**TASK REQUIREMENTS:** Examine the listing below and state how many of its lines contain the word "JSON". Write only the number.

____________________

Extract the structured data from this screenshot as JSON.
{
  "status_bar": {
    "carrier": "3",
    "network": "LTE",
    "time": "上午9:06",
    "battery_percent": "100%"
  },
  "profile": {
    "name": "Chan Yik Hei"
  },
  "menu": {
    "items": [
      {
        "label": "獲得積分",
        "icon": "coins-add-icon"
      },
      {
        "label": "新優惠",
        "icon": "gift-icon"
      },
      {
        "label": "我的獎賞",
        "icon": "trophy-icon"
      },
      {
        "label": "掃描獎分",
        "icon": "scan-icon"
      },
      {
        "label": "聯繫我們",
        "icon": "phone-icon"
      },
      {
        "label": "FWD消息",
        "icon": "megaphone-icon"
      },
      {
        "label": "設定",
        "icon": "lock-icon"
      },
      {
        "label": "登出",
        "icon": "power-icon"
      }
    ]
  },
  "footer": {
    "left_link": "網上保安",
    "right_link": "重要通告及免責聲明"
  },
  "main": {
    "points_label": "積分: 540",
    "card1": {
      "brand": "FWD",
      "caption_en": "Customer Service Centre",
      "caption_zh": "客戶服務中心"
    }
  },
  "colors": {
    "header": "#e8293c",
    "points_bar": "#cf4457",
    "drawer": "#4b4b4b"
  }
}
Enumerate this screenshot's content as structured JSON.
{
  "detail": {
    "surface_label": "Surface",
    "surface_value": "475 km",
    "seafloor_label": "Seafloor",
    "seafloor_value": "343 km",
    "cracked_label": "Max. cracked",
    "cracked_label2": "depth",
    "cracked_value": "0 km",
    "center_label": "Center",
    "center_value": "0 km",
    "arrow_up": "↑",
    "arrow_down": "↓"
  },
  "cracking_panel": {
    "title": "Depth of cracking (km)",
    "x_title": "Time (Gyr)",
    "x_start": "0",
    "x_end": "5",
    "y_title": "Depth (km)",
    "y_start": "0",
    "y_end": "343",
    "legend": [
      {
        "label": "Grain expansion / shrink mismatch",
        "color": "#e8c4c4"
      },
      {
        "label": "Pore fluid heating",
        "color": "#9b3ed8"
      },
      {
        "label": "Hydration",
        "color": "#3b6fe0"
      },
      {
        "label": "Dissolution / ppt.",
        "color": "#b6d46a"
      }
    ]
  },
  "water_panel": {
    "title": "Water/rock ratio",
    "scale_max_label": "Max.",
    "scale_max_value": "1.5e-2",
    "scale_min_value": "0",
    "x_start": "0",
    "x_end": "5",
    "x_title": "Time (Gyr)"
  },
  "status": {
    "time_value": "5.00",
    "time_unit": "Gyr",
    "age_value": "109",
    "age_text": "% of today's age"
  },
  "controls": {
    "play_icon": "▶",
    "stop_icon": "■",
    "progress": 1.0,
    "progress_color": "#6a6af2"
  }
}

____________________

**ANSWER TO THE EXERCISE:** 2